New submitter anlashok writes: Atheism and science face a real challenge: To frame an account of science, or nature, that leaves room for meaning. According to this article, atheists have pinned their flag to Mr. Spock's mast. But they need Captain Kirk. Quoting: "I'm pro-science, but I'm against what I'll call "Spock-ism," after the character from the TV show Star Trek. I reject the idea that science is logical, purely rational, that it is detached and value-free, and that it is, for all these reasons, morally superior. Spock-ism gives us a false picture of science. It gives us a false picture of humankind's situation. We are not disinterested knowers. The natural world is not a puzzle. ... The big challenge for atheism is not God; it is that of providing an alternative to Spock-ism. We need an account of our place in the world that leaves room for value."

Harvard's CompSci Intro Course Boasts Record-Breaking Enrollment 144

Posted by Soulskill
from the i-bet-you-liked-programming-before-it-was-cool dept.
alphadogg writes: Harvard College's CS50, the school's Introduction to Computer Science course for undergrads, has attracted about 1 in 8 students this fall — a new record for the school and yet another sign of just how hot this field is becoming for the job-hungry. Overall, 818 undergrads (or 12% of the student body) signed up for the challenging course this semester (PDF), and nearly 900 students are registered when factoring in graduate and cross-registered students. Topics on the syllabus include Linux, cryptography, HTML and JavaScript. David Malan, a Harvard CompSci grad, teaches the course.

Comment: Re:How much money are we talking about? (Score 1) 387

by captjc (#47862817) Attached to: Unpopular Programming Languages That Are Still Lucrative

90% of all the jobs I have seen listed were either Java, SQL, or C#, with the occasional reference to iPhone programming.

C++ is not even remotely close to being a popular language unless you are looking for jobs that require a masters / Ph.D in electrical engineering.

Comment: Re:What he should have written is ... (Score 1) 169

by captjc (#47830807) Attached to: Steve Ballmer Authored the Windows 3.1 Ctrl-Alt-Del Screen

No, this is Steve Ballmer, not a Dalek. It would have been, "FUCKING KILL! FUCKING KILL! FUCKING KILL! "(TM)

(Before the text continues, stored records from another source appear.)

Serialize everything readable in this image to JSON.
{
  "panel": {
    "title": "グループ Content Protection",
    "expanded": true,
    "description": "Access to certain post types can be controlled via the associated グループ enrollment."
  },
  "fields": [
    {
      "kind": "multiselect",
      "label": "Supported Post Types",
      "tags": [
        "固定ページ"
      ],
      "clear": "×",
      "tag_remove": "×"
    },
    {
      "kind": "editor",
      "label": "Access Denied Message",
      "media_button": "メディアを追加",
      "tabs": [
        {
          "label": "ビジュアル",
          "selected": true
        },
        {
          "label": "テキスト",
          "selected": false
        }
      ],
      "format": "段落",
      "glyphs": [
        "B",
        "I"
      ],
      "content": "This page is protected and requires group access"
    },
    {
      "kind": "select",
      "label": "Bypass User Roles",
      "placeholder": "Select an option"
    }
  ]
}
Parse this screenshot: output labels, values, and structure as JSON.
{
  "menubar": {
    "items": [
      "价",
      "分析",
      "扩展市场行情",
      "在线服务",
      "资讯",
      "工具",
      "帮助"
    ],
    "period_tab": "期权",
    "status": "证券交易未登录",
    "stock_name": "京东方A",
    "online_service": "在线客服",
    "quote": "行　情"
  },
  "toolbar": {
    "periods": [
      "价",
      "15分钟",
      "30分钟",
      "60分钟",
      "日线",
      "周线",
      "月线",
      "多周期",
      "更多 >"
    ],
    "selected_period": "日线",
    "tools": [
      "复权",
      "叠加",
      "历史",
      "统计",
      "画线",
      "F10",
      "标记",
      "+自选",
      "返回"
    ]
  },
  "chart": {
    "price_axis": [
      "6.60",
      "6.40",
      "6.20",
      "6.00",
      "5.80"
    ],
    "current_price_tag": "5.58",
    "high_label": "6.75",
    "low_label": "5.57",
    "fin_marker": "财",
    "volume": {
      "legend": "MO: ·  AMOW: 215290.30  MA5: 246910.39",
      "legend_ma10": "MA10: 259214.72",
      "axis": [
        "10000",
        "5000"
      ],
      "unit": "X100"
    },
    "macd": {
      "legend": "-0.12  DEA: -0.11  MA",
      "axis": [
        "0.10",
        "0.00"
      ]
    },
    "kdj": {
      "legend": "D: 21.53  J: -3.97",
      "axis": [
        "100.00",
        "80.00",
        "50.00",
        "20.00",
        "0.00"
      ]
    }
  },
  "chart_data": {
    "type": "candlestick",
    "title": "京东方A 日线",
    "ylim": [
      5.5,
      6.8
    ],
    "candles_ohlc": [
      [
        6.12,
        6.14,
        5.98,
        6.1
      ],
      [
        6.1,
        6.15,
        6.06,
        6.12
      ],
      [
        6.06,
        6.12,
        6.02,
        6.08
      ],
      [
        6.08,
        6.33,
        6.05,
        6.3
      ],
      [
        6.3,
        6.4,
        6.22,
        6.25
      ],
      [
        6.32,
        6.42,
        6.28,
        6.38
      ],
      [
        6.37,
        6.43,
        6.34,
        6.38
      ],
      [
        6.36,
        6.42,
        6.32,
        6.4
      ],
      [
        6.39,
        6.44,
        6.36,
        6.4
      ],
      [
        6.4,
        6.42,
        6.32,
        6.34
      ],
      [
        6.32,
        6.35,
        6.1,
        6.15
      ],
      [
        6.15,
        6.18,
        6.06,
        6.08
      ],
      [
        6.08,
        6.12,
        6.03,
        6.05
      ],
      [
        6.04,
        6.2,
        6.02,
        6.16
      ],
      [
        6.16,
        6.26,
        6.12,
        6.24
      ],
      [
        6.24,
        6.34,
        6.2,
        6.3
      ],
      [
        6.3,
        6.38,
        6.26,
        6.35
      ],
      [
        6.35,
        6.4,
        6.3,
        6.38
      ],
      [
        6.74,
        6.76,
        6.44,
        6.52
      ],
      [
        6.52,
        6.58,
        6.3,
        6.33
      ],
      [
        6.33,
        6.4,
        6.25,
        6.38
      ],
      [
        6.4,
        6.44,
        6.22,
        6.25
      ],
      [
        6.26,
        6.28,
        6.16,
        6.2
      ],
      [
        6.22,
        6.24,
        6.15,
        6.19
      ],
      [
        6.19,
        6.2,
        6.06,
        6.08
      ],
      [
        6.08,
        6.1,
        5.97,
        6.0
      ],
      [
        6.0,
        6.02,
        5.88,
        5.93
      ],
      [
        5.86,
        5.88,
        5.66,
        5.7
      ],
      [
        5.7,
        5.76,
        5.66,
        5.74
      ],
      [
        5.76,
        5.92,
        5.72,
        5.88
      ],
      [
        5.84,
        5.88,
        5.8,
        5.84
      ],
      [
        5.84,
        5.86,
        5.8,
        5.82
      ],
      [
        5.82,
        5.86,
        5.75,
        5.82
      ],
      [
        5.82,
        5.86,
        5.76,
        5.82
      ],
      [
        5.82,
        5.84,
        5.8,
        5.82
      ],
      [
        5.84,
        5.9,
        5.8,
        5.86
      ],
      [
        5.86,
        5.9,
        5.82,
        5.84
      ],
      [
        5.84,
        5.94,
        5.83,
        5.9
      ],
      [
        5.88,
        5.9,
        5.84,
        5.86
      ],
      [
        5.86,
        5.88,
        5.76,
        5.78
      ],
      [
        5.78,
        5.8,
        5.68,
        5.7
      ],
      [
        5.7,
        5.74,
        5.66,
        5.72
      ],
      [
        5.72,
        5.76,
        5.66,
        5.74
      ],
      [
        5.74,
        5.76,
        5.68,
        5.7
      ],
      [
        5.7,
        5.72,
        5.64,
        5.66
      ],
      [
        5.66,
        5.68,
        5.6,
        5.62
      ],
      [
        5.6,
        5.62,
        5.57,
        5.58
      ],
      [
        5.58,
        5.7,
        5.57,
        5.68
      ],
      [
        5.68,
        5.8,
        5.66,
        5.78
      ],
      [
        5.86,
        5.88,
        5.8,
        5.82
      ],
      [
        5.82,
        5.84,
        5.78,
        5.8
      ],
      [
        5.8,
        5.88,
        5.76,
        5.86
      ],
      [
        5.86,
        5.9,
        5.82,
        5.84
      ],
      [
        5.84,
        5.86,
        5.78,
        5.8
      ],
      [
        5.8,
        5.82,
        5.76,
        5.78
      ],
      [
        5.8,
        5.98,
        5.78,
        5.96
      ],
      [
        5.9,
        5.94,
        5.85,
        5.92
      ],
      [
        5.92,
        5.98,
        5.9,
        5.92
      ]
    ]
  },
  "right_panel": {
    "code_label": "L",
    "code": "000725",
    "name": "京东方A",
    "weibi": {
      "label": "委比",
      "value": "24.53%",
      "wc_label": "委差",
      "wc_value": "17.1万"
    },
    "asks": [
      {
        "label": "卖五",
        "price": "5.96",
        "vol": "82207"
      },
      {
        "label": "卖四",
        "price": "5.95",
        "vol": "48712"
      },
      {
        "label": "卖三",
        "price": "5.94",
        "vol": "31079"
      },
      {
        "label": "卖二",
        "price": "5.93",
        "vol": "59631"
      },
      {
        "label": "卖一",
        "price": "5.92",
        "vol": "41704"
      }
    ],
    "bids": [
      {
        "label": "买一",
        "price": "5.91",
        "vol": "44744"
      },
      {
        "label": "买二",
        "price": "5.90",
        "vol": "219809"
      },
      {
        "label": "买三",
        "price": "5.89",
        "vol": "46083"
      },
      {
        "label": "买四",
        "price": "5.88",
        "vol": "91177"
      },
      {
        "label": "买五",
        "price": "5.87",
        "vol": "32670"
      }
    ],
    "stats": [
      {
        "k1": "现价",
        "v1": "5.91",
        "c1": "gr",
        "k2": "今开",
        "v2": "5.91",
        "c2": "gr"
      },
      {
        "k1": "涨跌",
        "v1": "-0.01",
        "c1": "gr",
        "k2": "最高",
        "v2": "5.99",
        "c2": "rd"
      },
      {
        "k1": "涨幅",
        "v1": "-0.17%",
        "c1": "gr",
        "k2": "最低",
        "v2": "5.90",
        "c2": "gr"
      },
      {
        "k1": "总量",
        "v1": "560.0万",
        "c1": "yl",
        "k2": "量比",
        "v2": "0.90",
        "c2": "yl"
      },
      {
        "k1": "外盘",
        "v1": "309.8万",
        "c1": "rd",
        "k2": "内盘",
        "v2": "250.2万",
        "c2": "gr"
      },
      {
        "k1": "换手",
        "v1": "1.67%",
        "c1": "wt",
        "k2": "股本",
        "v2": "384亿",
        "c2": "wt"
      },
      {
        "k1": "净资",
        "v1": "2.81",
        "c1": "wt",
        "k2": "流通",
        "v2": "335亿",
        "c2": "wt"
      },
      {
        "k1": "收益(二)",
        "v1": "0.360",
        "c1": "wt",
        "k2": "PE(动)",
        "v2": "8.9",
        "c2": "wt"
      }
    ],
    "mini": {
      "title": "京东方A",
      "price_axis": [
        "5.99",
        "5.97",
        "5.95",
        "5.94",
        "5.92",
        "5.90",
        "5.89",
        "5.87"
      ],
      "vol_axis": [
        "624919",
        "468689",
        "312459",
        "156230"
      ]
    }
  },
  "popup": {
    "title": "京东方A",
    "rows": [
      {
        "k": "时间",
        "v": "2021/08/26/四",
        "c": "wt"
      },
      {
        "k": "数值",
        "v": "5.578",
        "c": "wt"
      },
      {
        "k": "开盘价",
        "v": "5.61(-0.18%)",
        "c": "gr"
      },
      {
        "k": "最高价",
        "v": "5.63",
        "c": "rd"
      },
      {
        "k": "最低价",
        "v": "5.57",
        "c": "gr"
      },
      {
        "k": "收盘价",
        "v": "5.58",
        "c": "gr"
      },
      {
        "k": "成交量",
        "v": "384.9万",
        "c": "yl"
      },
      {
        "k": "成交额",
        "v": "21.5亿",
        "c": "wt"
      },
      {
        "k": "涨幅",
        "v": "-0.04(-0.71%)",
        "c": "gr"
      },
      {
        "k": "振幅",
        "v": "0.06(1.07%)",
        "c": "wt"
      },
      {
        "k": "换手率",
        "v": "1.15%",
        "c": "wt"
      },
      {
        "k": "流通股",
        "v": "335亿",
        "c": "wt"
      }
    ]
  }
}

There once was a CEO named Steve,
Who threw chairs at employees for reprieve,
He shot lasers from his eyes
To bury other guys,
And he'll Fucking Kill you if you don't believe.

If you're not careful, you're going to catch something.